#### [Given data]
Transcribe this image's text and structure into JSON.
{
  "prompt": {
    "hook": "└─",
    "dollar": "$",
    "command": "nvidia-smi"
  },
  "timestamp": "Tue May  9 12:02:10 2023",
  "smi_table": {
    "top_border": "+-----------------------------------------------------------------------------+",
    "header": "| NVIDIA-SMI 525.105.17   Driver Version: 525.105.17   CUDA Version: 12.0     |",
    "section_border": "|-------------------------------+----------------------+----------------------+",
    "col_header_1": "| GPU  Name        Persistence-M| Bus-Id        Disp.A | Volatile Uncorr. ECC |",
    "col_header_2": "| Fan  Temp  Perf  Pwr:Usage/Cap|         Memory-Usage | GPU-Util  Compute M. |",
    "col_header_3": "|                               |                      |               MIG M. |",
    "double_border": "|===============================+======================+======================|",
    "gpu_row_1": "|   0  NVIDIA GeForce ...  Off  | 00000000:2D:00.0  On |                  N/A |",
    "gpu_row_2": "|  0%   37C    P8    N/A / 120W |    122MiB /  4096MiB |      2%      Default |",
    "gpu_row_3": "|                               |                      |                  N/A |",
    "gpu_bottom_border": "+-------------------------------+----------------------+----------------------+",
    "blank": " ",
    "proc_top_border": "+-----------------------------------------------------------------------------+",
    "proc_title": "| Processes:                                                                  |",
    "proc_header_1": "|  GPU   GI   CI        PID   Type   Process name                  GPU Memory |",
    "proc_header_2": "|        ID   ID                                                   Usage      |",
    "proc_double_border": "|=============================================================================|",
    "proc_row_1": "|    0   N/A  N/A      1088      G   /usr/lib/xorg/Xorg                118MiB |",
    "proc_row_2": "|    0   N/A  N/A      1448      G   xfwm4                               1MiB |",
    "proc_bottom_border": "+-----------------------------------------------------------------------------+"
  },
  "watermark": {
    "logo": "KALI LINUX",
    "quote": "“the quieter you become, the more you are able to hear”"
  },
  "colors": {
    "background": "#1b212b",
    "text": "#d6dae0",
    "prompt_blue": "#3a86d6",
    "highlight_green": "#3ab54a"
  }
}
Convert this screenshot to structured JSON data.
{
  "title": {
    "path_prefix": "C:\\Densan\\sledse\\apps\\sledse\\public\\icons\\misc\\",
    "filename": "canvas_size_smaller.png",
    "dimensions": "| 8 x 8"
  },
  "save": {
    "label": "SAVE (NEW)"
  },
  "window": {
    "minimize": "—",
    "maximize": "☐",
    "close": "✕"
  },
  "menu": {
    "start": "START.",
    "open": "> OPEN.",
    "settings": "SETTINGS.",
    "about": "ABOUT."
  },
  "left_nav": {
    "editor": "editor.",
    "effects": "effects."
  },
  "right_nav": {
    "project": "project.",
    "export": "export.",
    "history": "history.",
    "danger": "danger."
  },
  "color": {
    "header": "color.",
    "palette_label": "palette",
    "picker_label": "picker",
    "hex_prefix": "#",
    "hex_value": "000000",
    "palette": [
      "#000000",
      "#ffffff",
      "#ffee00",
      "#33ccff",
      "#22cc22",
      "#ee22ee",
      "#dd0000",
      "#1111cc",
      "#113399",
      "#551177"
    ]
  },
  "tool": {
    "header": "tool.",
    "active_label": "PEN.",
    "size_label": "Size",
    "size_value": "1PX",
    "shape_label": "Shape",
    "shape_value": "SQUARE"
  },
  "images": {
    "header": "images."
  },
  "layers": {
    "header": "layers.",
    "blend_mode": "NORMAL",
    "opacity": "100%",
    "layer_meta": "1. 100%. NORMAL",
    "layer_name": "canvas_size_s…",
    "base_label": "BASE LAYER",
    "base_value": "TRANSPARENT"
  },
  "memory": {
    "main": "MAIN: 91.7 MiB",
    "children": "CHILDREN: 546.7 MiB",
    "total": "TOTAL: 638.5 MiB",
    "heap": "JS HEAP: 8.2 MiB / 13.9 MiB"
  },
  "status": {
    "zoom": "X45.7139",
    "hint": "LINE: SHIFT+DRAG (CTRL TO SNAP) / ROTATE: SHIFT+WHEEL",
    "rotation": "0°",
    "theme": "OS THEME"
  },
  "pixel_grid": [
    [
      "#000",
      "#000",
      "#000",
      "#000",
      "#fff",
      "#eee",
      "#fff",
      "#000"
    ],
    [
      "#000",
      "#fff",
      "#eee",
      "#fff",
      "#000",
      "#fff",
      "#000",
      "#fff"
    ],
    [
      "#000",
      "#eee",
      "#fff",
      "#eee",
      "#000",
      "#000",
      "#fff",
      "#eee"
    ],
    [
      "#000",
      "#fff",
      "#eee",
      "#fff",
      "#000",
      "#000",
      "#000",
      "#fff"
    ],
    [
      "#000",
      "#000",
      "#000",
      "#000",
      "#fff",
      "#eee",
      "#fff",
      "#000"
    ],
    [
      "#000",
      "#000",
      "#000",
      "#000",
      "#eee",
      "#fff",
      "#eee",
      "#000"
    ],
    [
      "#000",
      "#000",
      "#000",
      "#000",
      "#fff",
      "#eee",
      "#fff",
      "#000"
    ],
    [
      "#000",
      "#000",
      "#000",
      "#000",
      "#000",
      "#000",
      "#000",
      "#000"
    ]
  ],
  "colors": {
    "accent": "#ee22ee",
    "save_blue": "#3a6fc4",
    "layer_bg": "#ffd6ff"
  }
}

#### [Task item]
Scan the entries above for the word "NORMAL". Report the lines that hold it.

#### [Task output]
    "blend_mode": "NORMAL",
    "layer_meta": "1. 100%. NORMAL",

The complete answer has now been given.